- Lightning control
- Shutter control
- Access to security cams
- Environment information
- Voice control
This said, the new system will be customizable and administrable. The UI gets a responsive design for better tablet support. On top of this I have some nifty ideas for a even better user experience. Will post results and screenshots when I’m satisfied.
Happy holidays everybody!
One real annoying issue working with a Raspberry Pi over Wifi is that the Wifi dongle goes into power saving mode. Thus the ssh connections lags or a connect isn’t even possible. But we can solve that. First we have to check that you have a specific USB dongle by executing the following command:
dmesg | grep rtl8192cu

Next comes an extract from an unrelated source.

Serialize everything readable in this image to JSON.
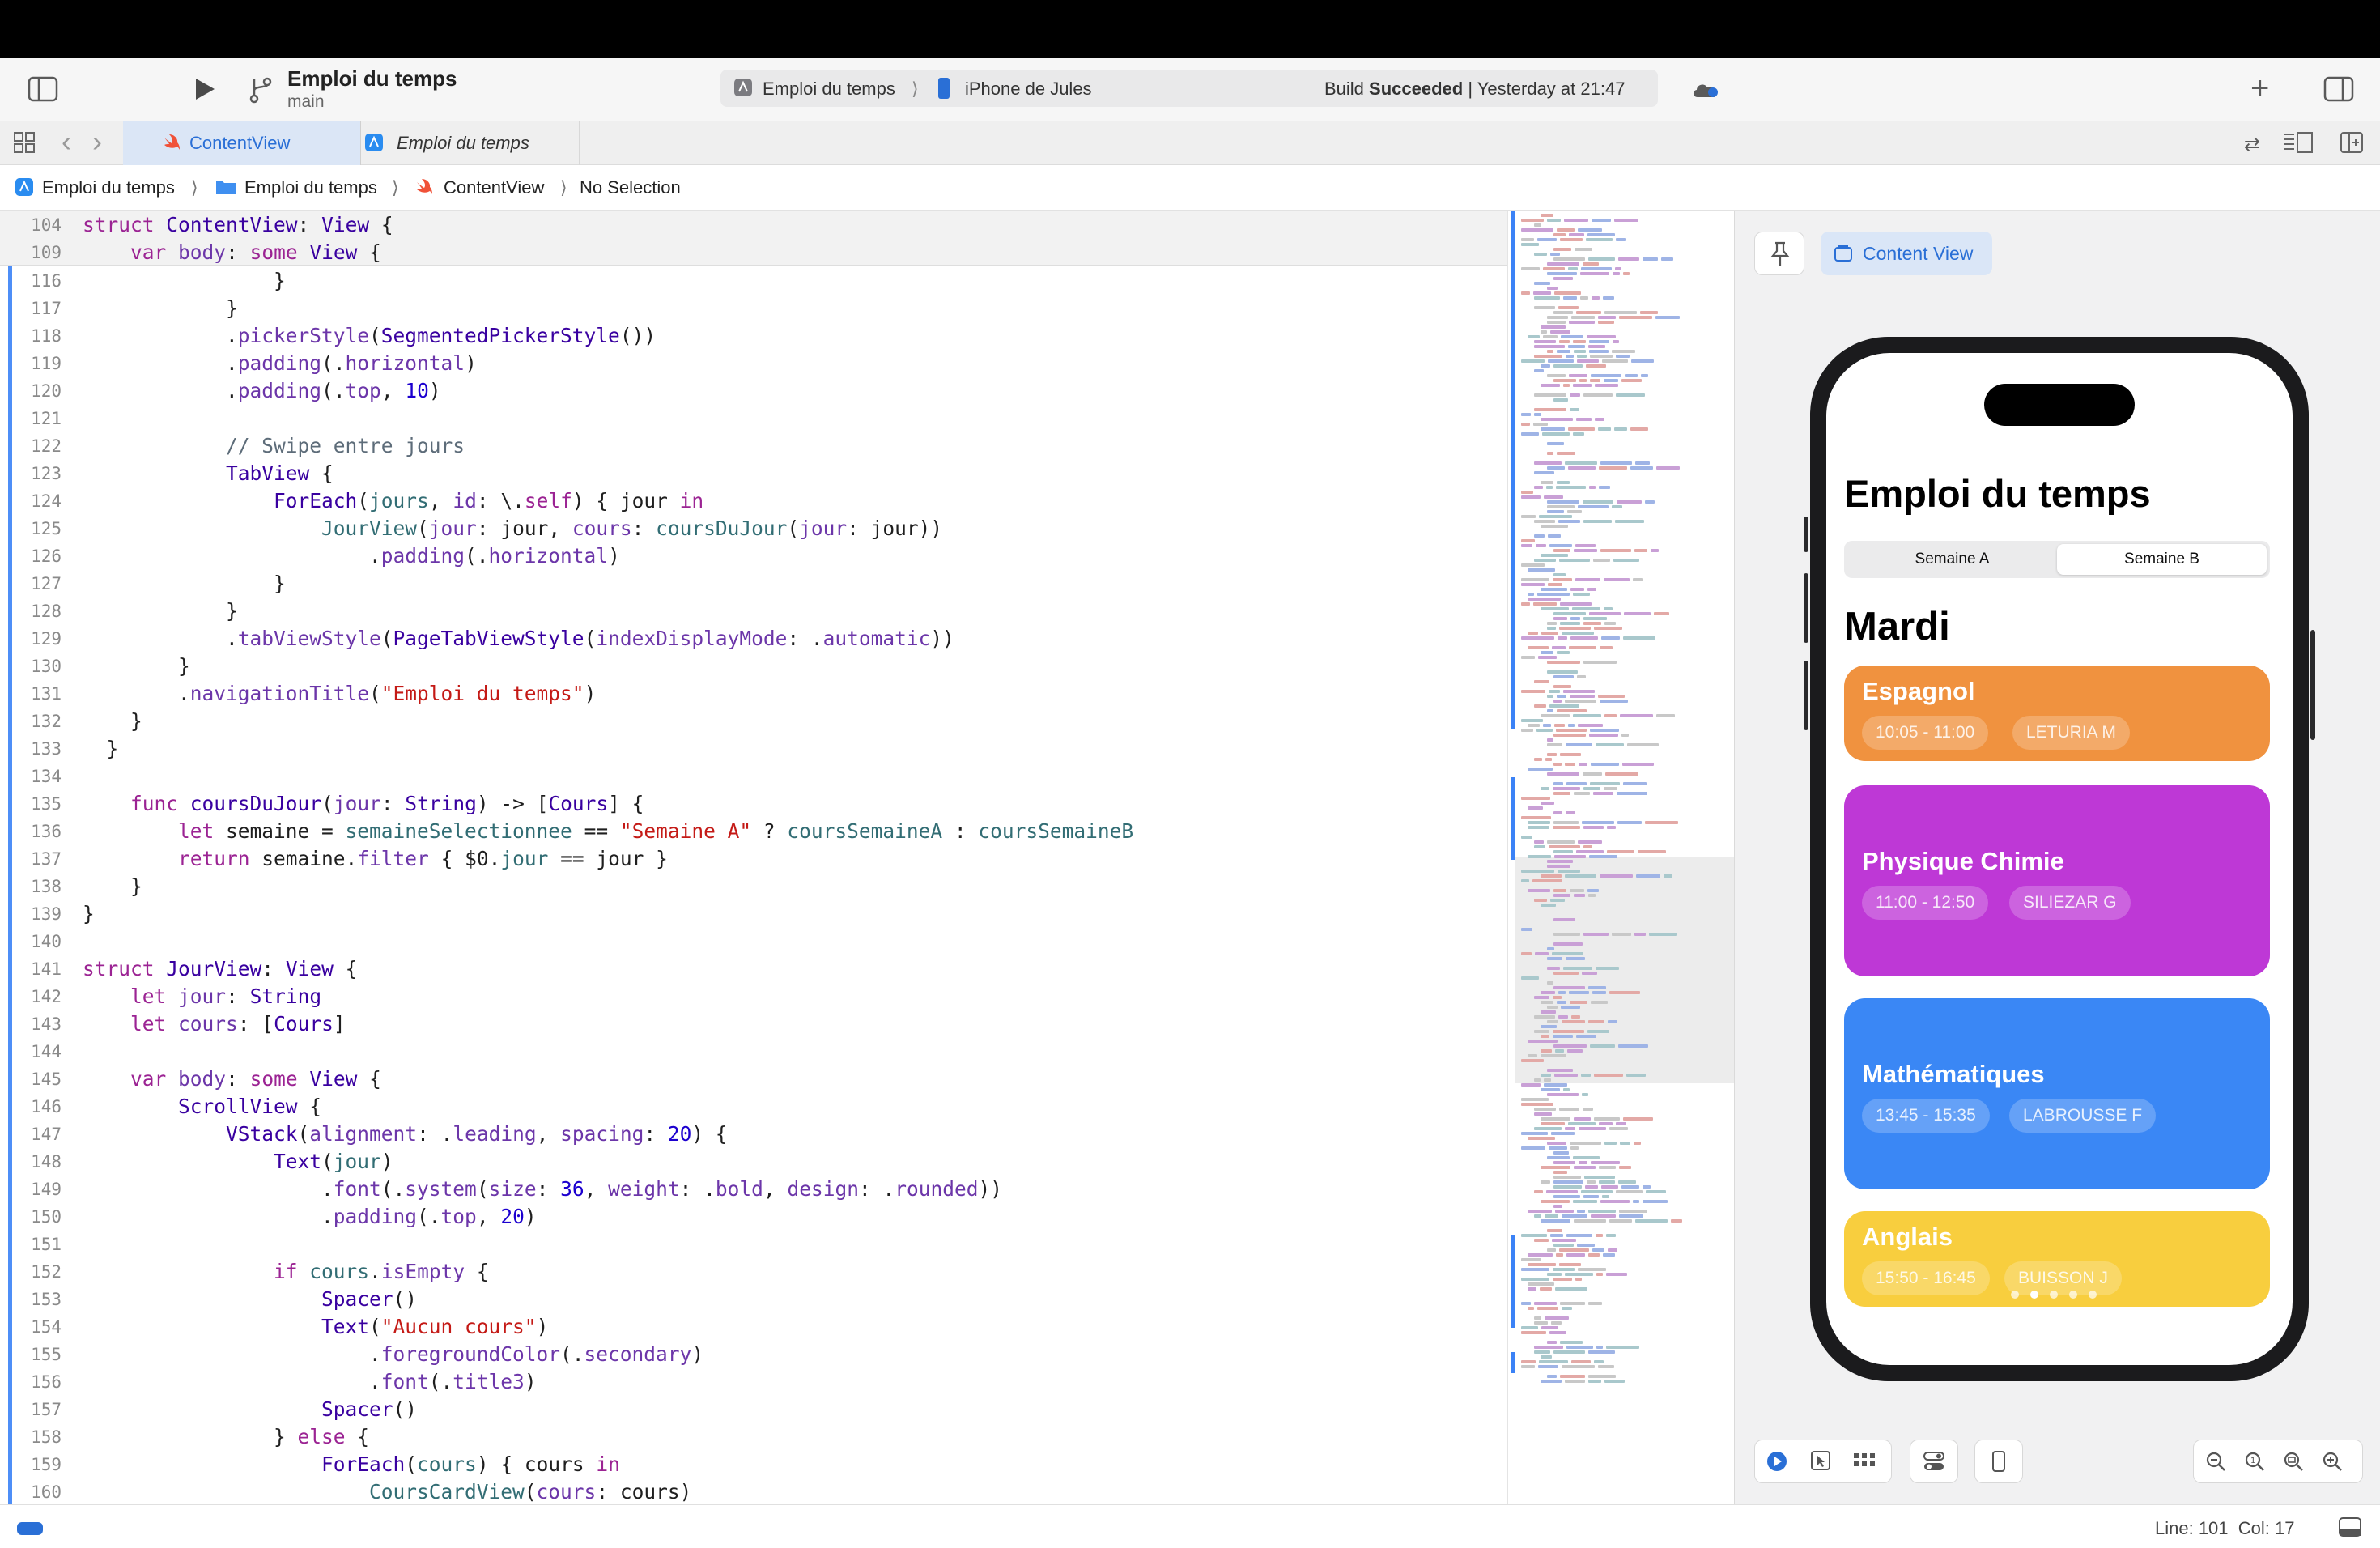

If you see something like „usbcore: registered new interface driver rtl8192cu“ as result, we can solve the issue. Edit the following file:

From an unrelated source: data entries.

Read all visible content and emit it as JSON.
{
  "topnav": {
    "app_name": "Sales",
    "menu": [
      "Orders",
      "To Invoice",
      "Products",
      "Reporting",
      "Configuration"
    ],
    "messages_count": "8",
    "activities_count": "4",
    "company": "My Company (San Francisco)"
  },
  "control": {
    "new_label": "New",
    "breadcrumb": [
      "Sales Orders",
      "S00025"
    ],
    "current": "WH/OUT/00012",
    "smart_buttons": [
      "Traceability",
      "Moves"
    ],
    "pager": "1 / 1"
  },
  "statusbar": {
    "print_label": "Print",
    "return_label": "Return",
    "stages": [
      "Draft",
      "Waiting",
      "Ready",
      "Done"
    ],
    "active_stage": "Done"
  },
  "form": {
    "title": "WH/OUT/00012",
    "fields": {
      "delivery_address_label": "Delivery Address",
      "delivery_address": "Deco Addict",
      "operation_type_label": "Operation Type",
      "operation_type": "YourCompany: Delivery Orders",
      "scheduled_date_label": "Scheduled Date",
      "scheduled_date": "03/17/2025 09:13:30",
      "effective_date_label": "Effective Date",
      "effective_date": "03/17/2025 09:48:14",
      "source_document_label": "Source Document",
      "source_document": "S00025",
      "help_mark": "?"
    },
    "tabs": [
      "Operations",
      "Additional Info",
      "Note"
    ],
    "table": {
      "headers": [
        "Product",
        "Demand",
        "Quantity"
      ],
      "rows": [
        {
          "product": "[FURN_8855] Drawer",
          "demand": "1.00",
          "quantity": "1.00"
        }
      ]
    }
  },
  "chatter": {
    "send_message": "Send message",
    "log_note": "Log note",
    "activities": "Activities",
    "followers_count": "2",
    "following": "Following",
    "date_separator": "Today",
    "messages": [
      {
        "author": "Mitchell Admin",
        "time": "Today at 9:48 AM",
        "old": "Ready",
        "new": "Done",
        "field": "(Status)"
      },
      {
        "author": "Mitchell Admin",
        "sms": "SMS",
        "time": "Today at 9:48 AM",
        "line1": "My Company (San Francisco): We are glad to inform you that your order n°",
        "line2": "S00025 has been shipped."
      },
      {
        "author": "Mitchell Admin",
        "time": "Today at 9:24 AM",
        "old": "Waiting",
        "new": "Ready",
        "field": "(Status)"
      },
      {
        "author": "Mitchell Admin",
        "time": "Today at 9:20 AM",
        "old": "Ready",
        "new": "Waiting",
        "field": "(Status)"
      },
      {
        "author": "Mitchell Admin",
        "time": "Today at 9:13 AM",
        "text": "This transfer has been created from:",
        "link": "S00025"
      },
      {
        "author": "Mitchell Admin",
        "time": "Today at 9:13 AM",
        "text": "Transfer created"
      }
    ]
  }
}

sudo nano /etc/modprobe.d/8192cu.conf
and add the following:
# Disable power saving
options 8192cu rtw_power_mgnt=0
Now reboot and enjoy your stable Wifi connection without interrupts.
Since quite a few weeks I only charge my smartphone powered by solar power. I’m a bit skeptical that it works for the 51° latitude in the middle of Europe across autumn and winter. Until now it all worked fine even if the charge process took a while.
I’m using a power pack that can power and simultaneously charge. To start the charging process you have to push a button. As soon as the device is fully charged the power pack shuts down automatically. My real goal is to power a Raspberry Pi independent from the power grid outside 24/7/365. At the current stage I just analyze the output from the solar panel under different conditions. The test phase will continue over the winter month until the second quarter of 2015. With the current knowledge, I can’t use any of the components as the solar panel is not powerful enough and the power pack requires manual interaction. The good news is there are there are plenty of solutions available, like the one from Adafruit.
Here it is. A Banana Pi running an Open-Xchange AppSuite on a 8 GB SD card.
As the Raspberry Pi does not support ARMv7 I had to use the Banana Pi instead. Not too bad as this device is more powerful and better to run a Java backend, a MySQL database and the Apache web server. For mail I’m using an existing mail account in the cloud.
Installation was pretty much straight forward using the existing Open-Xchange quickinstall script. The only thing to mention is that the script is available with git and not with svn:
git clone https://git.open-xchange.com/git/wd/testing/quickinstall -b master
You have to make a few modifications as officially only 32-bit systems are supported. This means the OS architecture check and all office related repositories must be commented out.